Shortly into the lab one student spotted a sea star (starfish) enjoying a meal of a mussel. Sea stars are voracious predators, and they're some of the most feared animals in the intertidal zone. Simply placing a severed arm of certain species of sea stars into a tide pool will cause nearly everything in that pool to go running for cover. However, sea star mouths are pretty small, often less than half the width of their central disk. By examining the picture it becomes clear that the sea star cannot possibly fit the mussel into its mouth.
Sea stars get around this size problem by digesting prey outside their body. Sea stars have two stomachs, a cardiac and a pyloric stomach, and can push their cardiac stomach outside their body so that it surrounds a prey item. In the case of a bivalve, such as a mussel, they use their arms to pull open the bivalve's shell wide enough to push their stomach inside, and then digest the bivalve in its own shell. Once the food is partially digested by the cardiac stomach it is moved to the pyloric stomach to finish digestion.
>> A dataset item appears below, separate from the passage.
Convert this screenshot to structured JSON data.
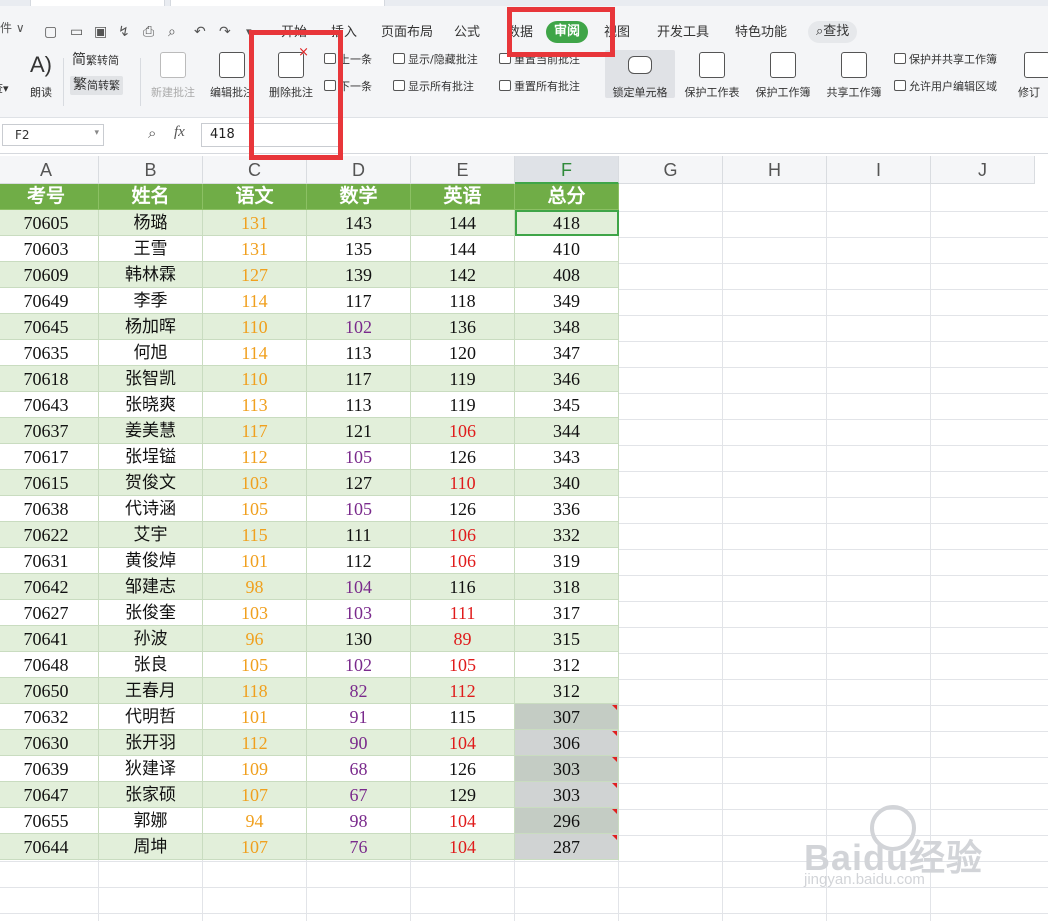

Sea stars are echinoderms, as are sea urchins, sand dollars, sea cucumbers, feather stars, sea lilies, and brittle stars. Echinoderms, along with hemichordates (acorn worms and pterobranchs), are humans' closest evolutionary relatives outside phylum Chordata. Why? Besides molecular data, echinoderms, hemichordates, and chordates share many characteristics of their embryonic development, and thus are classified as deuterostomes, while most invertebrate phyla are protostomes (e.g. mollusks, arthropods, and annelids).